Adam Harteau is a filmmaker who achieved the near unthinkable; he decided to embrace his sense of adventure and packed his wife and daughter in an old VW Westfalia and set out to explore the world, living out of a van and welcoming the challenges and accomplishments of a life on the road. Instead of forcing himself to choose between the often juxtaposed lifestyles of settling down to have kids or traveling the world, Adam embraced both and his filmmaking is made all the better for it. From capturing his girls exploring everything from the landscapes of Central America to the beaches of Baja, you can find some of our favorites of his work in the LURKR library or follow his adventures in full at Our Open Road.
We were able to touch base with Adam and his family as they made their way through Argentina to ask him about filming on perpetual location and his wanderlust lifestyle.
Describe the journey you and your family are on and the reasons you chose to pack up and hit the road.
Emily & I departed in October 2012 with our daughter Colette on what we thought would be a 1 year adventure to Ushuaia (the southernmost city in the world) and back. 5 months in, we decided to ditch our schedule and embrace the future unknown and the benefits of slow travel. In June 2014, our daughter Sierra joined us and now we are a foursome exploring South America in our VW Westfalia. We left looking for a real adventure, one we could start at our front door and be in a foreign country on the first day. We have surely found more than we ever imagined.
What did you bring with you – both for practical living and for good filmmaking?
Our Westfalia is our tiny house on wheels- it has an edited version of everything we use in our daily life.
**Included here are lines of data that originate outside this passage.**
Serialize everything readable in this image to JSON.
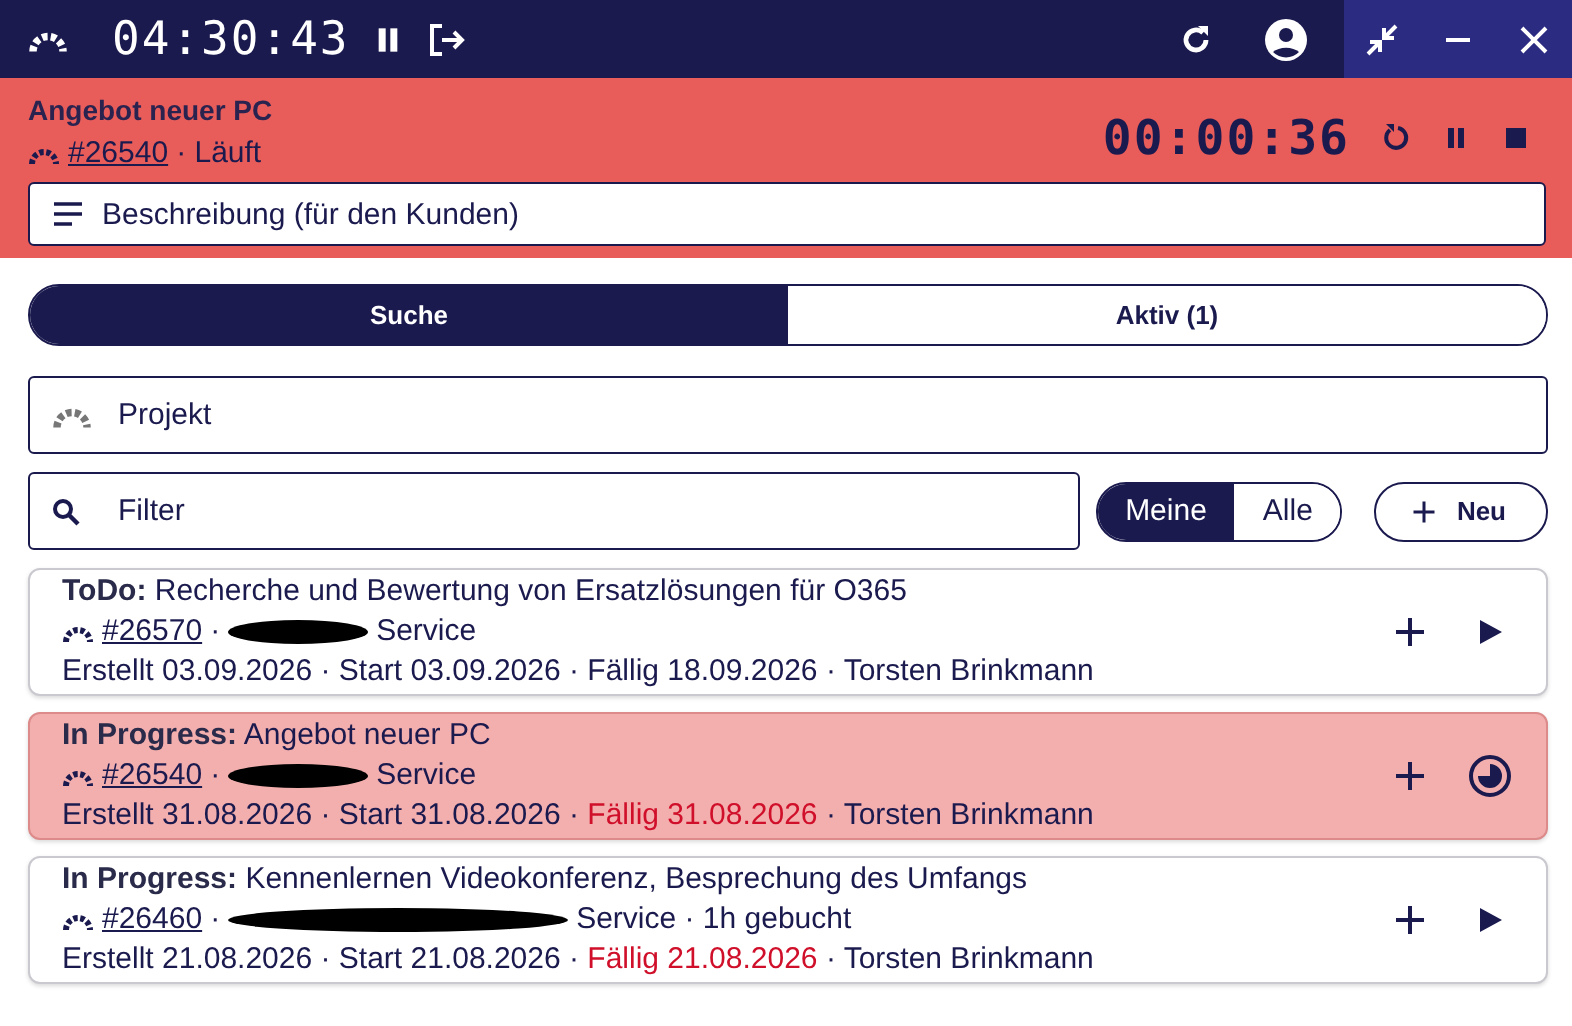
{
  "top_bar": {
    "clock": "04:30:43"
  },
  "current": {
    "title": "Angebot neuer PC",
    "number": "#26540",
    "separator": "·",
    "status": "Läuft",
    "timer": "00:00:36",
    "description_placeholder": "Beschreibung (für den Kunden)"
  },
  "tabs": [
    {
      "label": "Suche",
      "selected": true
    },
    {
      "label": "Aktiv (1)",
      "selected": false
    }
  ],
  "project_field": {
    "placeholder": "Projekt"
  },
  "filter_field": {
    "placeholder": "Filter"
  },
  "scope": [
    {
      "label": "Meine",
      "selected": true
    },
    {
      "label": "Alle",
      "selected": false
    }
  ],
  "new_button": {
    "label": "Neu"
  },
  "separator": "·",
  "tasks": [
    {
      "status": "ToDo:",
      "title": "Recherche und Bewertung von Ersatzlösungen für O365",
      "number": "#26570",
      "customer": "Service",
      "redacted": true,
      "dates": "Erstellt 03.09.2026 · Start 03.09.2026 ·",
      "due": "Fällig 18.09.2026",
      "overdue": false,
      "person": "· Torsten Brinkmann",
      "active": false,
      "kind": "play"
    },
    {
      "status": "In Progress:",
      "title": "Angebot neuer PC",
      "number": "#26540",
      "customer": "Service",
      "redacted": true,
      "dates": "Erstellt 31.08.2026 · Start 31.08.2026 ·",
      "due": "Fällig 31.08.2026",
      "overdue": true,
      "person": "· Torsten Brinkmann",
      "active": true,
      "kind": "timer"
    },
    {
      "status": "In Progress:",
      "title": "Kennenlernen Videokonferenz, Besprechung des Umfangs",
      "number": "#26460",
      "customer": "Service · 1h gebucht",
      "redacted": true,
      "dates": "Erstellt 21.08.2026 · Start 21.08.2026 ·",
      "due": "Fällig 21.08.2026",
      "overdue": true,
      "person": "· Torsten Brinkmann",
      "active": false,
      "kind": "play"
    }
  ]
}
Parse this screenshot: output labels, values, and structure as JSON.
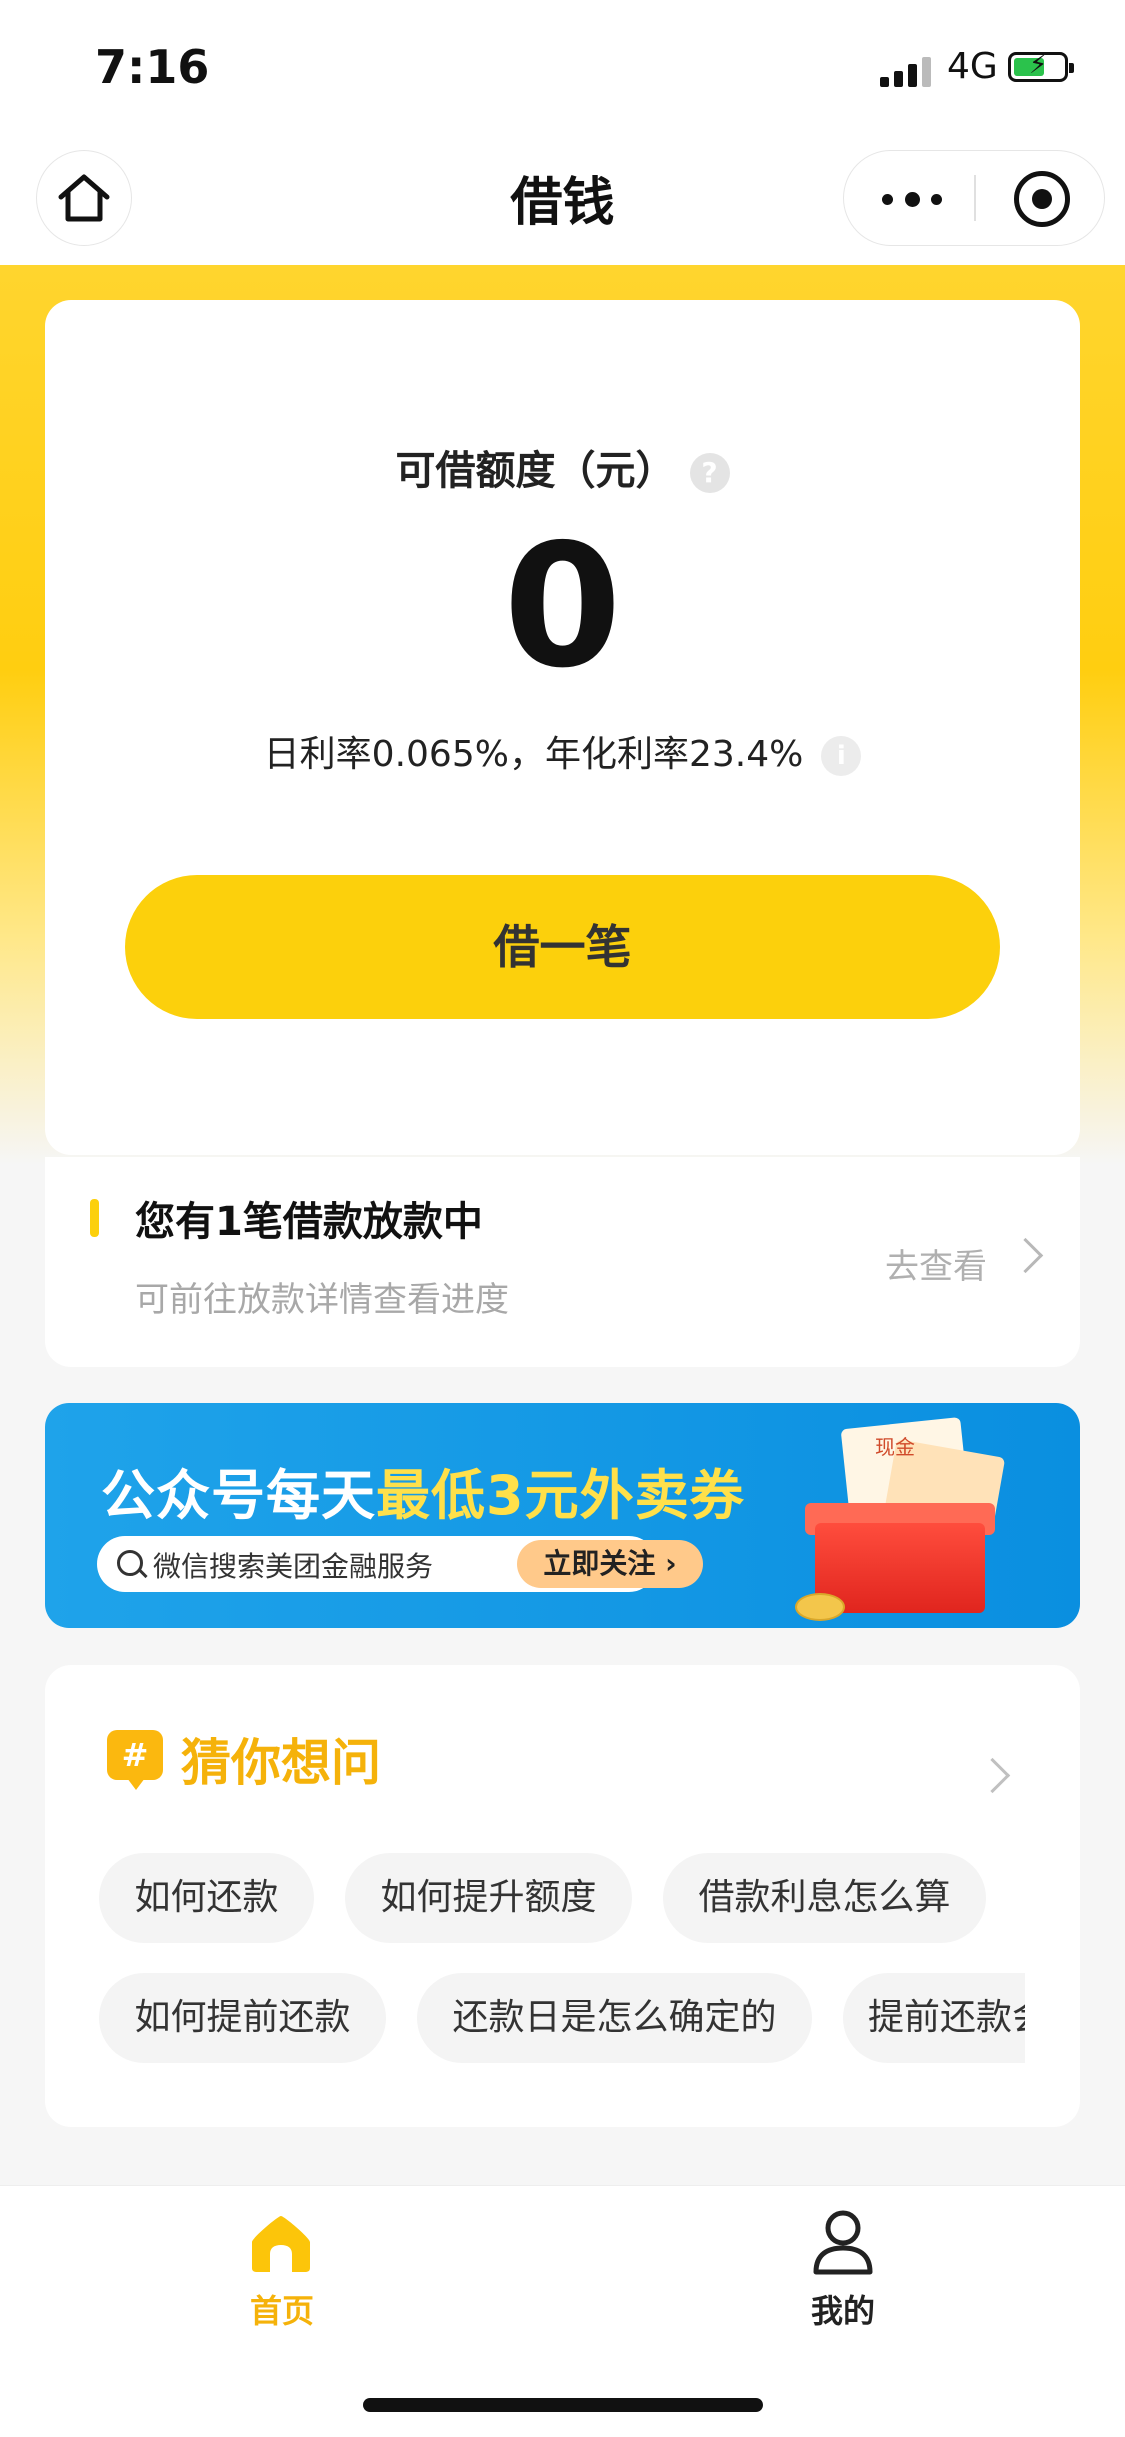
{
  "status_bar": {
    "time": "7:16",
    "network": "4G"
  },
  "nav": {
    "title": "借钱"
  },
  "credit": {
    "label": "可借额度（元）",
    "help": "?",
    "value": "0",
    "rate_text": "日利率0.065%，年化利率23.4%",
    "info": "i",
    "borrow_button": "借一笔"
  },
  "loan_status": {
    "title": "您有1笔借款放款中",
    "subtitle": "可前往放款详情查看进度",
    "link": "去查看"
  },
  "banner": {
    "title_prefix": "公众号每天",
    "title_highlight": "最低3元外卖券",
    "search_text": "微信搜索美团金融服务",
    "follow_button": "立即关注 ›",
    "gift_text": "现金"
  },
  "faq": {
    "icon": "#",
    "title": "猜你想问",
    "chips": [
      "如何还款",
      "如何提升额度",
      "借款利息怎么算",
      "如何提前还款",
      "还款日是怎么确定的",
      "提前还款会"
    ]
  },
  "tabbar": {
    "items": [
      {
        "label": "首页",
        "active": true
      },
      {
        "label": "我的",
        "active": false
      }
    ]
  },
  "colors": {
    "brand_yellow": "#fcd00c",
    "accent_orange": "#f5b20a",
    "banner_blue": "#1fa3ea"
  }
}
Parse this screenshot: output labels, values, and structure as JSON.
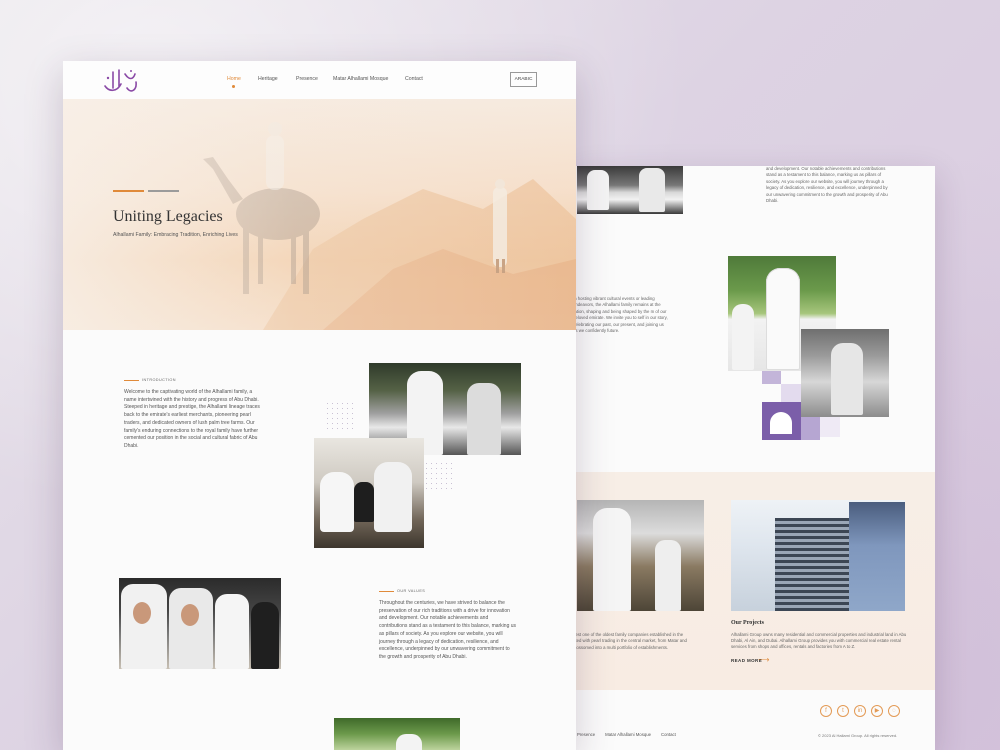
{
  "front": {
    "nav": {
      "items": [
        "Home",
        "Heritage",
        "Presence",
        "Matar Alhallami Mosque",
        "Contact"
      ],
      "language_button": "ARABIC"
    },
    "hero": {
      "title": "Uniting Legacies",
      "subtitle": "Alhallami Family: Embracing Tradition, Enriching Lives"
    },
    "intro": {
      "label": "INTRODUCTION",
      "text": "Welcome to the captivating world of the Alhallami family, a name intertwined with the history and progress of Abu Dhabi. Steeped in heritage and prestige, the Alhallami lineage traces back to the emirate's earliest merchants, pioneering pearl traders, and dedicated owners of lush palm tree farms. Our family's enduring connections to the royal family have further cemented our position in the social and cultural fabric of Abu Dhabi."
    },
    "values": {
      "label": "OUR VALUES",
      "text": "Throughout the centuries, we have strived to balance the preservation of our rich traditions with a drive for innovation and development. Our notable achievements and contributions stand as a testament to this balance, marking us as pillars of society. As you explore our website, you will journey through a legacy of dedication, resilience, and excellence, underpinned by our unwavering commitment to the growth and prosperity of Abu Dhabi."
    }
  },
  "back": {
    "top_text": "and development. Our notable achievements and contributions stand as a testament to this balance, marking us as pillars of society. As you explore our website, you will journey through a legacy of dedication, resilience, and excellence, underpinned by our unwavering commitment to the growth and prosperity of Abu Dhabi.",
    "mid_text": "m hosting vibrant cultural events or leading endeavors, the Alhallami family remains at the ration, shaping and being shaped by the m of our beloved emirate. We invite you to self in our story, celebrating our past, our present, and joining us as we confidently future.",
    "band_left_text": "dest one of the oldest family companies established in the nted with pearl trading in the central market, from Matar and blossomed into a multi portfolio of establishments.",
    "projects": {
      "title": "Our Projects",
      "text": "Alhallami Group owns many residential and commercial properties and industrial land in Abu Dhabi, Al Ain, and Dubai. Alhallami Group provides you with commercial real estate rental services from shops and offices, rentals and factories from A to Z.",
      "read_more": "READ MORE"
    },
    "footer": {
      "nav": [
        "Presence",
        "Matar Alhallami Mosque",
        "Contact"
      ],
      "copyright": "© 2023 Al Hallami Group. All rights reserved.",
      "social_icons": [
        "facebook-icon",
        "twitter-icon",
        "linkedin-icon",
        "youtube-icon",
        "snapchat-icon"
      ]
    }
  },
  "colors": {
    "accent": "#e08a3a",
    "purple": "#7b5ea9",
    "logo": "#8a4aa6"
  }
}
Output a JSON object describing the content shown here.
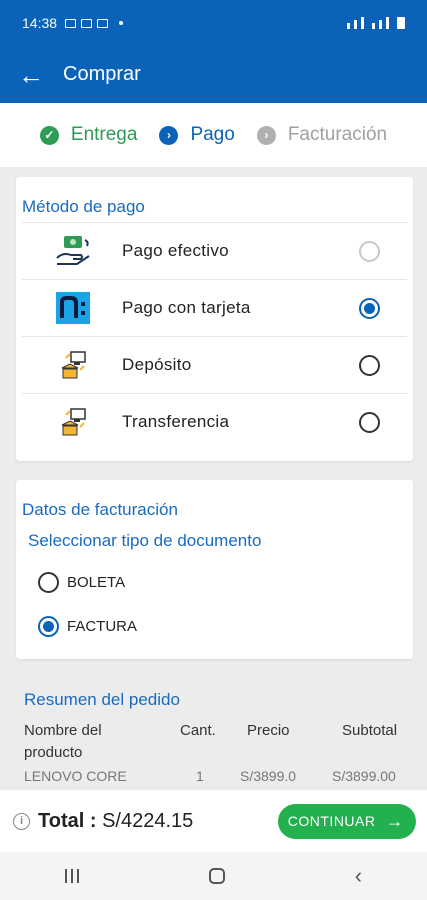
{
  "status": {
    "time": "14:38"
  },
  "appbar": {
    "back_icon": "arrow-left-icon",
    "title": "Comprar"
  },
  "steps": [
    {
      "label": "Entrega",
      "state": "done"
    },
    {
      "label": "Pago",
      "state": "active"
    },
    {
      "label": "Facturación",
      "state": "pending"
    }
  ],
  "payment": {
    "title": "Método de pago",
    "options": [
      {
        "label": "Pago efectivo",
        "icon": "cash-hands-icon",
        "state": "disabled"
      },
      {
        "label": "Pago con tarjeta",
        "icon": "niubiz-card-icon",
        "state": "checked"
      },
      {
        "label": "Depósito",
        "icon": "bank-transfer-icon",
        "state": "unchecked"
      },
      {
        "label": "Transferencia",
        "icon": "bank-transfer-icon",
        "state": "unchecked"
      }
    ]
  },
  "billing": {
    "title": "Datos de facturación",
    "subtitle": "Seleccionar tipo de documento",
    "options": [
      {
        "label": "BOLETA",
        "state": "unchecked"
      },
      {
        "label": "FACTURA",
        "state": "checked"
      }
    ]
  },
  "summary": {
    "title": "Resumen del pedido",
    "headers": {
      "name": "Nombre del producto",
      "qty": "Cant.",
      "price": "Precio",
      "subtotal": "Subtotal"
    },
    "rows": [
      {
        "name": "LENOVO CORE",
        "qty": "1",
        "price": "S/3899.0",
        "subtotal": "S/3899.00"
      }
    ]
  },
  "footer": {
    "total_label": "Total :",
    "total_value": "S/4224.15",
    "continue_label": "CONTINUAR"
  },
  "colors": {
    "primary": "#0a63b8",
    "success": "#2e9c57",
    "button": "#23b04e"
  }
}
A few of the things skillfully wedged in and on the van are: surfboards & wetsuits, backpacking gear, clothes for hot and cold, full kitchen, tools and spare parts for car repairs, down blanket in flannel duvet for cold nights, computer, camera, variety of lenses & a good attitude.
What has surprised you most about living life on the road?
Why it took us so long to switch over to this lifestyle.
Would you recommend the experience to friends/family/strangers?
Where are you headed next?
At the moment we are in southern Argentine Patagonia, working our way north along the famed Ruta40. In 3 weeks, Emily & the girls will fly to Houston, Texas for a family wedding, then head to Los Angeles where we will rendezvous as I will meet them via the Sacred Valley of Peru after completing some work with an array of local artisans. From there we will all be heading up to Monterrey, Calif. For another family wedding, then onto Hawaii for a couple weeks, and return back to Bariloche, Argentina and our van, where we plan to enjoy the South American winter in the snow.
What has been the most rewarding part of the experience so far?
Being able to be with my family AND travel the world.
What inspires you as a filmmaker and artist?
In October, 2014, I had a solo show, “Terra Incognita” at Slow Culture in Highland Park. Inspired by our 2 years on the road Central and South America, this new body of work exhibited photography, collage, painting, drawing and mixed media. Latin for ‘unknown land’, terra incognita is a term used in cartography for regions that had not been explored or documented. I draw inspiration from geology, geography, cartography, and the rich cultural heritages of lands visited. During our travels, I catalog visual data to later bring to life. Neon colors pulled from urban walls sit in company with the rich tones of natural lands; deconstructed cartography appears alongside classic portraiture. My creations include studies in geometry, explorations of nautical charts, ocean currents, and topographic forms. A by-product of camping for most of the journey, my work has been forged from the close connection I have experienced living with the land, sea, and sky. You can see the collection at www.ouropenroad.com/terraincognita